April 24, 2018, PNLR News
A patient alleged that a surgeon failed to send the left thyroid lobe—which was suspected to be malignant—to pathology before removing the right thyroid lobe during the same surgery. Testing later revealed neither lobe was cancerous. The jury awarded $8.5 million. Dancyger v. Kocsis.
Rebecca Dancyger, 18, was diagnosed as having a cystic mass on her left thyroid lobe. Her primary care physician ordered a thyroid ultrasound and a fine needle biopsy. After a radiologist interpreted the ultrasound as benign, Dancyger made an appointment with general surgeon Cynthia Kocsis. The surgeon told Dancyger that the mass was likely cancerous and recommended surgery.
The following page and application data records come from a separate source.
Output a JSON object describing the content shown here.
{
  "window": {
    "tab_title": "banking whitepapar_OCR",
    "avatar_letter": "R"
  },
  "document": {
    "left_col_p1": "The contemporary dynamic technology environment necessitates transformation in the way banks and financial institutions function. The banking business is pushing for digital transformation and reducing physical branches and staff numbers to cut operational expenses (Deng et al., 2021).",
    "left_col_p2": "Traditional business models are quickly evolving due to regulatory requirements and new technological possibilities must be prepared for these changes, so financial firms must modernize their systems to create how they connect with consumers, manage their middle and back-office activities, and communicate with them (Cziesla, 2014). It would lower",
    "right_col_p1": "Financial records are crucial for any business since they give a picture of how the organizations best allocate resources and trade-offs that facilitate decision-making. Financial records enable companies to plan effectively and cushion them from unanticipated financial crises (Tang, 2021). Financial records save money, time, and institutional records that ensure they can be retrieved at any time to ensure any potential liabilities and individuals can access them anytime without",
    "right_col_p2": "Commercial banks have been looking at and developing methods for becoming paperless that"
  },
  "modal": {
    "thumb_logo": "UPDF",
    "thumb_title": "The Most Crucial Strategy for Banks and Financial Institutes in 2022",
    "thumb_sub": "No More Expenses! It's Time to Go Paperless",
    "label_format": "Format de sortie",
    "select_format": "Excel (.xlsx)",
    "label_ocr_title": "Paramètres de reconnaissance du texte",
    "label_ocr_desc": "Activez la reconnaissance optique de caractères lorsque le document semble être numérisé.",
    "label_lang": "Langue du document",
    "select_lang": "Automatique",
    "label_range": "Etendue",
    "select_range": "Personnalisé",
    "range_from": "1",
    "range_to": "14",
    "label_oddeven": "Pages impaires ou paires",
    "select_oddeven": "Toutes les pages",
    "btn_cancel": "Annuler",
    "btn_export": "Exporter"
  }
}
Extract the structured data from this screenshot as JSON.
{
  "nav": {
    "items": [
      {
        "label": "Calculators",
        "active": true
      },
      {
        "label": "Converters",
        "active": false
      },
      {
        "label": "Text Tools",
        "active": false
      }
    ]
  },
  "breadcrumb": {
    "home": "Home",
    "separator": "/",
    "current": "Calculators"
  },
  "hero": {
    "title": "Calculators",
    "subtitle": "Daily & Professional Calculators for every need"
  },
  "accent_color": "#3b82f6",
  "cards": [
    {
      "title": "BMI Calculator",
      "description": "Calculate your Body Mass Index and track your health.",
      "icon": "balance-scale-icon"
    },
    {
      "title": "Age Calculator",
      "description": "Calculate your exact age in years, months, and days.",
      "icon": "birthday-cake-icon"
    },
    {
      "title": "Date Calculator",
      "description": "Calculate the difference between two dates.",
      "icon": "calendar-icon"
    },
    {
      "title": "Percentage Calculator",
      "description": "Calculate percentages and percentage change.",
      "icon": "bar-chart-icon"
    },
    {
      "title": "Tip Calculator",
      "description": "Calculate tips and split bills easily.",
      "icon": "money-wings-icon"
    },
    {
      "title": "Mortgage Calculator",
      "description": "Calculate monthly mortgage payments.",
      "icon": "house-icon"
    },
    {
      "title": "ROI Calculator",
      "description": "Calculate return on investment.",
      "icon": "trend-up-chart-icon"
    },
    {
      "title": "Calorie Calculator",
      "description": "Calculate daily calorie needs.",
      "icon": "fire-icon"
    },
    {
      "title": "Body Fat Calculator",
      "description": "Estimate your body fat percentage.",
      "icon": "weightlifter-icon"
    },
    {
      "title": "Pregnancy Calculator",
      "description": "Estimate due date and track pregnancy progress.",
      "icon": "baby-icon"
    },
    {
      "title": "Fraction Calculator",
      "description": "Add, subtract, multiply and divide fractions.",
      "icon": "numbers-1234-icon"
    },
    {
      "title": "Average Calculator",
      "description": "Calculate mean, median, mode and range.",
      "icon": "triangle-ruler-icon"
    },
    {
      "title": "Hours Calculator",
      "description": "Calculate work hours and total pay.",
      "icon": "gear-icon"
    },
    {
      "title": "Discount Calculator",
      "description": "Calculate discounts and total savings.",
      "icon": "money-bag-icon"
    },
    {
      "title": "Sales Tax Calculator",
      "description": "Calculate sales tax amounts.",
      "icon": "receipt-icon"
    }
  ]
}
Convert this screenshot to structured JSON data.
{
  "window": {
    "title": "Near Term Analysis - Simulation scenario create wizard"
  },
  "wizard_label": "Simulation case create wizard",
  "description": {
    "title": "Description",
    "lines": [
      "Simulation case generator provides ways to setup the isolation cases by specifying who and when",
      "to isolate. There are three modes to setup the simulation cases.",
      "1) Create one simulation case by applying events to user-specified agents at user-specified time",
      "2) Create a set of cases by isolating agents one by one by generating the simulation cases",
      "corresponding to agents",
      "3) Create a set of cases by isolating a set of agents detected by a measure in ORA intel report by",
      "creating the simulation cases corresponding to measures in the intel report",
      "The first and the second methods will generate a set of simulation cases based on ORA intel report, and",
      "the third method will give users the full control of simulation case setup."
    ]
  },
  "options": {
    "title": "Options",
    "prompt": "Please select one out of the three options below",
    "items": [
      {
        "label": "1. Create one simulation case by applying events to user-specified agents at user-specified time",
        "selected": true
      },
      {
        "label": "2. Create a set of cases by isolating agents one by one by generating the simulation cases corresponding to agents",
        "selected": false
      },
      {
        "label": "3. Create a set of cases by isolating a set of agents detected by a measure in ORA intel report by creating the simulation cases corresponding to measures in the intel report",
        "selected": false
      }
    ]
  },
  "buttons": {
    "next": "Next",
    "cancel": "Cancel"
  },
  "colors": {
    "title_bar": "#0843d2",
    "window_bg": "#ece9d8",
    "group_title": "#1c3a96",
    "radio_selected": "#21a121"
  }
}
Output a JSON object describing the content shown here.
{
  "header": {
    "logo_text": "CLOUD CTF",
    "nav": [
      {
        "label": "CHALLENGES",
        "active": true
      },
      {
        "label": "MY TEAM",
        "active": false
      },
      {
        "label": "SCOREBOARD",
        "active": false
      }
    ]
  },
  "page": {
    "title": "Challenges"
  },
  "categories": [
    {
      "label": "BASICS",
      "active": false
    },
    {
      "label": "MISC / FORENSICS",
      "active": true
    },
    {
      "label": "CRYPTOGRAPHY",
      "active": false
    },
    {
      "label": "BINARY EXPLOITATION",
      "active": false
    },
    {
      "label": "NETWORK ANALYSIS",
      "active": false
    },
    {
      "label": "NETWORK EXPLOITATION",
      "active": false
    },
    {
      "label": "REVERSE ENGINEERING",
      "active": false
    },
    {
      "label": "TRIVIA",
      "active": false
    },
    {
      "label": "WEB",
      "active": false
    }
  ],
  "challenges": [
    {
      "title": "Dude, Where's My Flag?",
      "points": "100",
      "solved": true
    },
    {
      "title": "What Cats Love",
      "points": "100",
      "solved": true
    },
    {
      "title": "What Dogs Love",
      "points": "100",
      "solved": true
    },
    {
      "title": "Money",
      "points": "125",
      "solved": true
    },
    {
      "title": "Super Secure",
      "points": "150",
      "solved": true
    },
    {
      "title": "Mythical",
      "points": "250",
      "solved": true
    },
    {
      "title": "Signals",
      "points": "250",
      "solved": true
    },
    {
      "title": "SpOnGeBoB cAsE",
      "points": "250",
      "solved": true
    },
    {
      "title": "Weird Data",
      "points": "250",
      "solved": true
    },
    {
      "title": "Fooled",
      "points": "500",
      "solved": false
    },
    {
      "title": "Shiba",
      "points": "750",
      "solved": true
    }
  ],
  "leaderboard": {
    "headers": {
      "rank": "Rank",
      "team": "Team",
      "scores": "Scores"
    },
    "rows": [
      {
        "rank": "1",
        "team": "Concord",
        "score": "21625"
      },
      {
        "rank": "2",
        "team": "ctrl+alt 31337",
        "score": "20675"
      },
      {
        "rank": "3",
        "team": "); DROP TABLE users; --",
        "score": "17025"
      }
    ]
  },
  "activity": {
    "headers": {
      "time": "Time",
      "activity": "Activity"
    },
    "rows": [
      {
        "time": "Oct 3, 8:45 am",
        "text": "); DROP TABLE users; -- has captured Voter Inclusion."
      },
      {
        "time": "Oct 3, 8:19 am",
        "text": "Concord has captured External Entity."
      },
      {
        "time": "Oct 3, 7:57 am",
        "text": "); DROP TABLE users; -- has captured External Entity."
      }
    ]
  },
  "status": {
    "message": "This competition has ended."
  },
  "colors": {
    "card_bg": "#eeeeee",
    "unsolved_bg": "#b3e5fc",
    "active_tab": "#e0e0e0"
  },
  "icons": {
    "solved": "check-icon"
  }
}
Dancyger underwent the procedure, which was to include removal of the left thyroid lobe with pathological review of the specimen before a determination of whether to remove the right thyroid lobe as well. During the surgery, however, Kocsis removed the entire thyroid. Subsequent testing revealed that neither lobe was cancerous.
As a result of the surgery, Dancyger experienced bilateral vocal cord paralysis, scarring, hypothyroidism, and anxiety. An active and successful student, she finished the rest of her senior year of high school at home and changed her college plans so that she could be closer to home.
Dancyger sued Kocsis, alleging she failed to perform a fine needle biopsy and send the left thyroid lobe to pathology before removing the right thyroid lobe.
The jury awarded $8.5 million.
Citation: Dancyger v. Kocsis, No. MON-L-003106-14 (N.J. Super. Ct. Monmouth Cnty. Jan. 17, 2018).
Plaintiff counsel: AAJ member Paul M. da Costa, Roseland, N.J.